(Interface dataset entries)
= Beginning of Section =
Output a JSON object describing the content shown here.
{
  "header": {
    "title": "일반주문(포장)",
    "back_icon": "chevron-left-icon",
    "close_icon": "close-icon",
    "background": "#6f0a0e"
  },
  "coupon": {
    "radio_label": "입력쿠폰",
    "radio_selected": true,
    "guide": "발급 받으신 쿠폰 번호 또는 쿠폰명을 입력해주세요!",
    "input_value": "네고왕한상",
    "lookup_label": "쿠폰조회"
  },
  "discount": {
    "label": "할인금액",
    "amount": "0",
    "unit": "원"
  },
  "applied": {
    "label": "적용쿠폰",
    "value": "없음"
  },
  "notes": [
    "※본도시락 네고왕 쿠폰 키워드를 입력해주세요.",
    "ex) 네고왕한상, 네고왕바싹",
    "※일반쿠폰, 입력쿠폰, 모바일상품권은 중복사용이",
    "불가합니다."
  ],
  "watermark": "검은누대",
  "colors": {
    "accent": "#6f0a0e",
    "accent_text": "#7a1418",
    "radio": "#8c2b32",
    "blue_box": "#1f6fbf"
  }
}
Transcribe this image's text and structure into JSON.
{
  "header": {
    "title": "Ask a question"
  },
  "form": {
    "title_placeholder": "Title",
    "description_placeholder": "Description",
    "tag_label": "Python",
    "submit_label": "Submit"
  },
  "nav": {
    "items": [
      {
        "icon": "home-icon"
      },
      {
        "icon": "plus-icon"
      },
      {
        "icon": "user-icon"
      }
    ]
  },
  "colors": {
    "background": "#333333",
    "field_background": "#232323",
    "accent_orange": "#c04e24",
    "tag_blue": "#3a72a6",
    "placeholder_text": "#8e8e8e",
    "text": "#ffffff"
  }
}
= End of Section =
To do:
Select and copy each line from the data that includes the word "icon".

Finished exercise:
    "back_icon": "chevron-left-icon",
    "close_icon": "close-icon",
        "icon": "home-icon"
        "icon": "plus-icon"
        "icon": "user-icon"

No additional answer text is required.